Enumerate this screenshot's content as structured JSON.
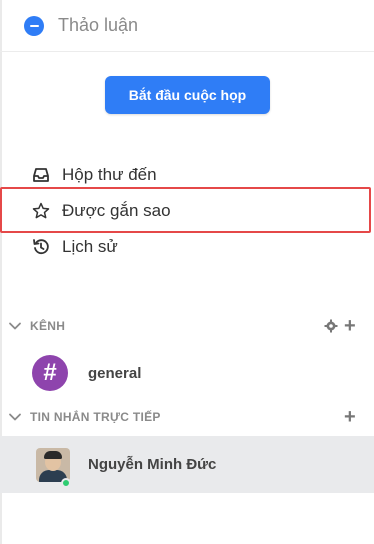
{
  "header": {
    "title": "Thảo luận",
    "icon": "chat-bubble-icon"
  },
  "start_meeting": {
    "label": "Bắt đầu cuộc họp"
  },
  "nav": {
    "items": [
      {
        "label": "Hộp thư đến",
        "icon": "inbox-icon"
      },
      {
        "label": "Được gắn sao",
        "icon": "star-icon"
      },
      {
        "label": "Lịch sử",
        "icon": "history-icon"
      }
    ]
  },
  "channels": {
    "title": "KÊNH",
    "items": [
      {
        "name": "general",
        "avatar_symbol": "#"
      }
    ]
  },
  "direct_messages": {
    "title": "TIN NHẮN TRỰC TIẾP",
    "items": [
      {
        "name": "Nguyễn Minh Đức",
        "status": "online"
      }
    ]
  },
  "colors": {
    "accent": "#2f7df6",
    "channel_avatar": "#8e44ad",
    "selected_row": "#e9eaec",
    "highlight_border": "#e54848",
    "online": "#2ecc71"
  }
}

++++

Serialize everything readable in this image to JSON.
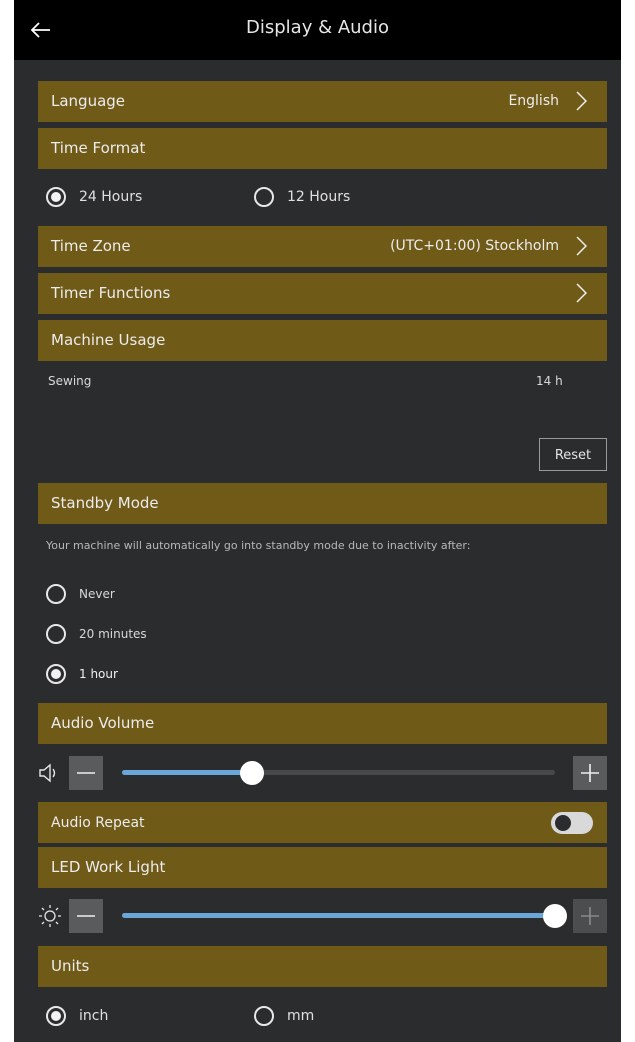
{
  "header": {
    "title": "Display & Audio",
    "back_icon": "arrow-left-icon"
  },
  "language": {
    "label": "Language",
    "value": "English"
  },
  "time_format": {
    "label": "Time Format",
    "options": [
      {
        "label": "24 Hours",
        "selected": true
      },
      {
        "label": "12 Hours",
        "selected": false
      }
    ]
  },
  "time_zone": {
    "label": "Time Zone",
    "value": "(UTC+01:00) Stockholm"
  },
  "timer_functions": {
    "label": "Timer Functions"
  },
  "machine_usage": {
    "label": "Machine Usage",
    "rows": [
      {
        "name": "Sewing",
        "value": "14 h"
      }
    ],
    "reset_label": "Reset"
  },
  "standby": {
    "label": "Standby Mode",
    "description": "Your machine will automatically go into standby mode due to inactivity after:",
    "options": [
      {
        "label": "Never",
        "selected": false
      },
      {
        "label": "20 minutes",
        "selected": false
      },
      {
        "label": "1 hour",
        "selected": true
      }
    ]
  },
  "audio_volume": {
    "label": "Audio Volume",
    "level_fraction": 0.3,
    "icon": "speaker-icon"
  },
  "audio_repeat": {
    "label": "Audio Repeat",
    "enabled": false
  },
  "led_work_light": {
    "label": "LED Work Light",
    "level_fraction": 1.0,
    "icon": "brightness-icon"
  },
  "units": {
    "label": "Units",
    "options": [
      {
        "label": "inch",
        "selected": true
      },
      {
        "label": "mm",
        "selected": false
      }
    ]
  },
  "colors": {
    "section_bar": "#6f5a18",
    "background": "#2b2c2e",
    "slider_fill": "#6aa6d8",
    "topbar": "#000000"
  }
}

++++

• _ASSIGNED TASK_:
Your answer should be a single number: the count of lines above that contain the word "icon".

• _EXERCISE RESPONSE_:
7